== Record excerpts ==

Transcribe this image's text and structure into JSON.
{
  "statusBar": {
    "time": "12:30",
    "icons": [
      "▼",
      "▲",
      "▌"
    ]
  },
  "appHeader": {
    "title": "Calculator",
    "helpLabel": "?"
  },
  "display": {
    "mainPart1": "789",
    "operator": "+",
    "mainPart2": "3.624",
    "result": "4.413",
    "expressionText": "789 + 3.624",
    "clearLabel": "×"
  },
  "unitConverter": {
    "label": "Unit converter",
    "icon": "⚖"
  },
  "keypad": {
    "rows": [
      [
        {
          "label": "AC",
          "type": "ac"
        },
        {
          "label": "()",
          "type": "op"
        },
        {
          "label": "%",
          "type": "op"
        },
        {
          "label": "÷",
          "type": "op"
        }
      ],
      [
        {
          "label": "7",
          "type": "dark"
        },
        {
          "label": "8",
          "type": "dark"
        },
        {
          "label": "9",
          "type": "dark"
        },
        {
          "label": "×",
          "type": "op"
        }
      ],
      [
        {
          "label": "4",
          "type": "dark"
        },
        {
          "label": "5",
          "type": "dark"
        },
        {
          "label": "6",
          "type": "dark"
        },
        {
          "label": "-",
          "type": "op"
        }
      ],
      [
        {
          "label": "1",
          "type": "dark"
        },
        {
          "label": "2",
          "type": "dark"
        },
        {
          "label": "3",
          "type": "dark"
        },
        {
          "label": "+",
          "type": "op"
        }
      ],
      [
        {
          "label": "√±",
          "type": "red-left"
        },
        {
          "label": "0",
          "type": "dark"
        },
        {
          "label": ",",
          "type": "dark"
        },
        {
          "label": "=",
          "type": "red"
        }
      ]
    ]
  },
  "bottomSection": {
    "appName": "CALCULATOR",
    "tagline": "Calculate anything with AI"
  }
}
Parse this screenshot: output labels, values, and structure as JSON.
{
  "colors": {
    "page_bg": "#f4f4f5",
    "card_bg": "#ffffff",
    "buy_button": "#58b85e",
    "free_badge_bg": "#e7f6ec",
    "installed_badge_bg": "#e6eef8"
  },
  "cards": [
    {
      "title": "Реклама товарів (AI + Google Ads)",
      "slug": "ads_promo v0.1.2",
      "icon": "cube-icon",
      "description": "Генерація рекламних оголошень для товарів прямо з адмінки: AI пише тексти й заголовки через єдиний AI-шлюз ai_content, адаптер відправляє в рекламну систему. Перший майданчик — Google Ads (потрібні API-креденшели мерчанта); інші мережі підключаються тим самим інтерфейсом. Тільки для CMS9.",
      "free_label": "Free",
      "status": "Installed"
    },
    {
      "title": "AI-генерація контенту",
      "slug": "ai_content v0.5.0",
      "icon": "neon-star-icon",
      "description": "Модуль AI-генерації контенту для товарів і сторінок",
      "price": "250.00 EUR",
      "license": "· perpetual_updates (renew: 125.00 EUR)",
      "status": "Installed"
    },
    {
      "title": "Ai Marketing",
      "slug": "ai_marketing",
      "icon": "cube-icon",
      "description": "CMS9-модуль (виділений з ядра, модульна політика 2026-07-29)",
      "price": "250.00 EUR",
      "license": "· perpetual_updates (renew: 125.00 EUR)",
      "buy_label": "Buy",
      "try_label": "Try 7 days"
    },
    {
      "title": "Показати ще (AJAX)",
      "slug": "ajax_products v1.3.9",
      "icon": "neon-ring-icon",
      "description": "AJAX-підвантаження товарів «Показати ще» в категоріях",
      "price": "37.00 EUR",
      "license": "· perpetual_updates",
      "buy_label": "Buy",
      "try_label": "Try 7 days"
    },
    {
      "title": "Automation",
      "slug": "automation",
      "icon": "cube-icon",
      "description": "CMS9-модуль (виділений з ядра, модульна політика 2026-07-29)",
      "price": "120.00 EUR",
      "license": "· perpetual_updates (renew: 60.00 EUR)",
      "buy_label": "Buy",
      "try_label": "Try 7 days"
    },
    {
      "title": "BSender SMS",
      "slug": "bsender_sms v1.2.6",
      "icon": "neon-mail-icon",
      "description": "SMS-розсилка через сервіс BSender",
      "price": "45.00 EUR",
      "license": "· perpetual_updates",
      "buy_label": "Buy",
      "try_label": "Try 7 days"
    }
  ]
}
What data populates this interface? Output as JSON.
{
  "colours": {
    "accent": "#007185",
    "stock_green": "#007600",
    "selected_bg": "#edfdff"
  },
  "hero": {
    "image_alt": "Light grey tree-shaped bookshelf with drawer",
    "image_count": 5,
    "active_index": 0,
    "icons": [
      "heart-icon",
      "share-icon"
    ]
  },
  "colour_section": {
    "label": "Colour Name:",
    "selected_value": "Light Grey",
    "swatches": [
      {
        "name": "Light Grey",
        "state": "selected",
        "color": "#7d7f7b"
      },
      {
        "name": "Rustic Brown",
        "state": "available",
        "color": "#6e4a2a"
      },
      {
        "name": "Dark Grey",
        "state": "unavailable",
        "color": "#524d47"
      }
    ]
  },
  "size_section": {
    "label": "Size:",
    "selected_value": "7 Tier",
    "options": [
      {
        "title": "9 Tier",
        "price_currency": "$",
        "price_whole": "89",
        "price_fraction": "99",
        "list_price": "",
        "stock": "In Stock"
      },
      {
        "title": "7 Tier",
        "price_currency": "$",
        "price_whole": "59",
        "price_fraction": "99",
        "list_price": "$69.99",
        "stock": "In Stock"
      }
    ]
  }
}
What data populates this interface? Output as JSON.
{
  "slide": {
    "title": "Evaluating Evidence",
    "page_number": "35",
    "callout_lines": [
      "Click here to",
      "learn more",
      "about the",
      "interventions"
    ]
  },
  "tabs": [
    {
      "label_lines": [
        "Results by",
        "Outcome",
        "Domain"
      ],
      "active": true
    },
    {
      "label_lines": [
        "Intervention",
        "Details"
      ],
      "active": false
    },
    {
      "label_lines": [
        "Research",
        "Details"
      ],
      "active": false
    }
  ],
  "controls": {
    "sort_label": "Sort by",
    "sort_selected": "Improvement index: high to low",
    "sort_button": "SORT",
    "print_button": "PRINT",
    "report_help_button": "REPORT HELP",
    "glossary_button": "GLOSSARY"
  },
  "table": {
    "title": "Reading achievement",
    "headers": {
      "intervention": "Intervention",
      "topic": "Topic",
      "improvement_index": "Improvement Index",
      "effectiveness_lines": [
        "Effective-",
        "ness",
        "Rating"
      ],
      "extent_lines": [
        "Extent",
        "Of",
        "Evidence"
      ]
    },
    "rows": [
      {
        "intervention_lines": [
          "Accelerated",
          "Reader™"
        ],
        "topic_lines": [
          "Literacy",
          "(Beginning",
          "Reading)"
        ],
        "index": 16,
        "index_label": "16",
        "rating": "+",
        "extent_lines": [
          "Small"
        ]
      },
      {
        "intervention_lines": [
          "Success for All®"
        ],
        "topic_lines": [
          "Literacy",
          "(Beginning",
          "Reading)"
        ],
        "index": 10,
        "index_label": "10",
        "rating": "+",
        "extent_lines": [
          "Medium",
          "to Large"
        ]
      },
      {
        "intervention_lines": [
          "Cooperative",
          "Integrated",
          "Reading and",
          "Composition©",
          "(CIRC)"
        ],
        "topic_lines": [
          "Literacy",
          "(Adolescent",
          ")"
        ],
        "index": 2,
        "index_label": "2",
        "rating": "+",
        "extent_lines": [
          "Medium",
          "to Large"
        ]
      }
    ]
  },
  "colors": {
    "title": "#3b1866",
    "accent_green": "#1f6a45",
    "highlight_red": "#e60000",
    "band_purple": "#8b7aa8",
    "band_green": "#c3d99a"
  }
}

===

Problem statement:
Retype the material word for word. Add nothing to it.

Exercise output:
Transcribe this image's text and structure into JSON.
{
  "statusBar": {
    "time": "12:30",
    "icons": [
      "▼",
      "▲",
      "▌"
    ]
  },
  "appHeader": {
    "title": "Calculator",
    "helpLabel": "?"
  },
  "display": {
    "mainPart1": "789",
    "operator": "+",
    "mainPart2": "3.624",
    "result": "4.413",
    "expressionText": "789 + 3.624",
    "clearLabel": "×"
  },
  "unitConverter": {
    "label": "Unit converter",
    "icon": "⚖"
  },
  "keypad": {
    "rows": [
      [
        {
          "label": "AC",
          "type": "ac"
        },
        {
          "label": "()",
          "type": "op"
        },
        {
          "label": "%",
          "type": "op"
        },
        {
          "label": "÷",
          "type": "op"
        }
      ],
      [
        {
          "label": "7",
          "type": "dark"
        },
        {
          "label": "8",
          "type": "dark"
        },
        {
          "label": "9",
          "type": "dark"
        },
        {
          "label": "×",
          "type": "op"
        }
      ],
      [
        {
          "label": "4",
          "type": "dark"
        },
        {
          "label": "5",
          "type": "dark"
        },
        {
          "label": "6",
          "type": "dark"
        },
        {
          "label": "-",
          "type": "op"
        }
      ],
      [
        {
          "label": "1",
          "type": "dark"
        },
        {
          "label": "2",
          "type": "dark"
        },
        {
          "label": "3",
          "type": "dark"
        },
        {
          "label": "+",
          "type": "op"
        }
      ],
      [
        {
          "label": "√±",
          "type": "red-left"
        },
        {
          "label": "0",
          "type": "dark"
        },
        {
          "label": ",",
          "type": "dark"
        },
        {
          "label": "=",
          "type": "red"
        }
      ]
    ]
  },
  "bottomSection": {
    "appName": "CALCULATOR",
    "tagline": "Calculate anything with AI"
  }
}
Parse this screenshot: output labels, values, and structure as JSON.
{
  "colors": {
    "page_bg": "#f4f4f5",
    "card_bg": "#ffffff",
    "buy_button": "#58b85e",
    "free_badge_bg": "#e7f6ec",
    "installed_badge_bg": "#e6eef8"
  },
  "cards": [
    {
      "title": "Реклама товарів (AI + Google Ads)",
      "slug": "ads_promo v0.1.2",
      "icon": "cube-icon",
      "description": "Генерація рекламних оголошень для товарів прямо з адмінки: AI пише тексти й заголовки через єдиний AI-шлюз ai_content, адаптер відправляє в рекламну систему. Перший майданчик — Google Ads (потрібні API-креденшели мерчанта); інші мережі підключаються тим самим інтерфейсом. Тільки для CMS9.",
      "free_label": "Free",
      "status": "Installed"
    },
    {
      "title": "AI-генерація контенту",
      "slug": "ai_content v0.5.0",
      "icon": "neon-star-icon",
      "description": "Модуль AI-генерації контенту для товарів і сторінок",
      "price": "250.00 EUR",
      "license": "· perpetual_updates (renew: 125.00 EUR)",
      "status": "Installed"
    },
    {
      "title": "Ai Marketing",
      "slug": "ai_marketing",
      "icon": "cube-icon",
      "description": "CMS9-модуль (виділений з ядра, модульна політика 2026-07-29)",
      "price": "250.00 EUR",
      "license": "· perpetual_updates (renew: 125.00 EUR)",
      "buy_label": "Buy",
      "try_label": "Try 7 days"
    },
    {
      "title": "Показати ще (AJAX)",
      "slug": "ajax_products v1.3.9",
      "icon": "neon-ring-icon",
      "description": "AJAX-підвантаження товарів «Показати ще» в категоріях",
      "price": "37.00 EUR",
      "license": "· perpetual_updates",
      "buy_label": "Buy",
      "try_label": "Try 7 days"
    },
    {
      "title": "Automation",
      "slug": "automation",
      "icon": "cube-icon",
      "description": "CMS9-модуль (виділений з ядра, модульна політика 2026-07-29)",
      "price": "120.00 EUR",
      "license": "· perpetual_updates (renew: 60.00 EUR)",
      "buy_label": "Buy",
      "try_label": "Try 7 days"
    },
    {
      "title": "BSender SMS",
      "slug": "bsender_sms v1.2.6",
      "icon": "neon-mail-icon",
      "description": "SMS-розсилка через сервіс BSender",
      "price": "45.00 EUR",
      "license": "· perpetual_updates",
      "buy_label": "Buy",
      "try_label": "Try 7 days"
    }
  ]
}
What data populates this interface? Output as JSON.
{
  "colours": {
    "accent": "#007185",
    "stock_green": "#007600",
    "selected_bg": "#edfdff"
  },
  "hero": {
    "image_alt": "Light grey tree-shaped bookshelf with drawer",
    "image_count": 5,
    "active_index": 0,
    "icons": [
      "heart-icon",
      "share-icon"
    ]
  },
  "colour_section": {
    "label": "Colour Name:",
    "selected_value": "Light Grey",
    "swatches": [
      {
        "name": "Light Grey",
        "state": "selected",
        "color": "#7d7f7b"
      },
      {
        "name": "Rustic Brown",
        "state": "available",
        "color": "#6e4a2a"
      },
      {
        "name": "Dark Grey",
        "state": "unavailable",
        "color": "#524d47"
      }
    ]
  },
  "size_section": {
    "label": "Size:",
    "selected_value": "7 Tier",
    "options": [
      {
        "title": "9 Tier",
        "price_currency": "$",
        "price_whole": "89",
        "price_fraction": "99",
        "list_price": "",
        "stock": "In Stock"
      },
      {
        "title": "7 Tier",
        "price_currency": "$",
        "price_whole": "59",
        "price_fraction": "99",
        "list_price": "$69.99",
        "stock": "In Stock"
      }
    ]
  }
}
What data populates this interface? Output as JSON.
{
  "slide": {
    "title": "Evaluating Evidence",
    "page_number": "35",
    "callout_lines": [
      "Click here to",
      "learn more",
      "about the",
      "interventions"
    ]
  },
  "tabs": [
    {
      "label_lines": [
        "Results by",
        "Outcome",
        "Domain"
      ],
      "active": true
    },
    {
      "label_lines": [
        "Intervention",
        "Details"
      ],
      "active": false
    },
    {
      "label_lines": [
        "Research",
        "Details"
      ],
      "active": false
    }
  ],
  "controls": {
    "sort_label": "Sort by",
    "sort_selected": "Improvement index: high to low",
    "sort_button": "SORT",
    "print_button": "PRINT",
    "report_help_button": "REPORT HELP",
    "glossary_button": "GLOSSARY"
  },
  "table": {
    "title": "Reading achievement",
    "headers": {
      "intervention": "Intervention",
      "topic": "Topic",
      "improvement_index": "Improvement Index",
      "effectiveness_lines": [
        "Effective-",
        "ness",
        "Rating"
      ],
      "extent_lines": [
        "Extent",
        "Of",
        "Evidence"
      ]
    },
    "rows": [
      {
        "intervention_lines": [
          "Accelerated",
          "Reader™"
        ],
        "topic_lines": [
          "Literacy",
          "(Beginning",
          "Reading)"
        ],
        "index": 16,
        "index_label": "16",
        "rating": "+",
        "extent_lines": [
          "Small"
        ]
      },
      {
        "intervention_lines": [
          "Success for All®"
        ],
        "topic_lines": [
          "Literacy",
          "(Beginning",
          "Reading)"
        ],
        "index": 10,
        "index_label": "10",
        "rating": "+",
        "extent_lines": [
          "Medium",
          "to Large"
        ]
      },
      {
        "intervention_lines": [
          "Cooperative",
          "Integrated",
          "Reading and",
          "Composition©",
          "(CIRC)"
        ],
        "topic_lines": [
          "Literacy",
          "(Adolescent",
          ")"
        ],
        "index": 2,
        "index_label": "2",
        "rating": "+",
        "extent_lines": [
          "Medium",
          "to Large"
        ]
      }
    ]
  },
  "colors": {
    "title": "#3b1866",
    "accent_green": "#1f6a45",
    "highlight_red": "#e60000",
    "band_purple": "#8b7aa8",
    "band_green": "#c3d99a"
  }
}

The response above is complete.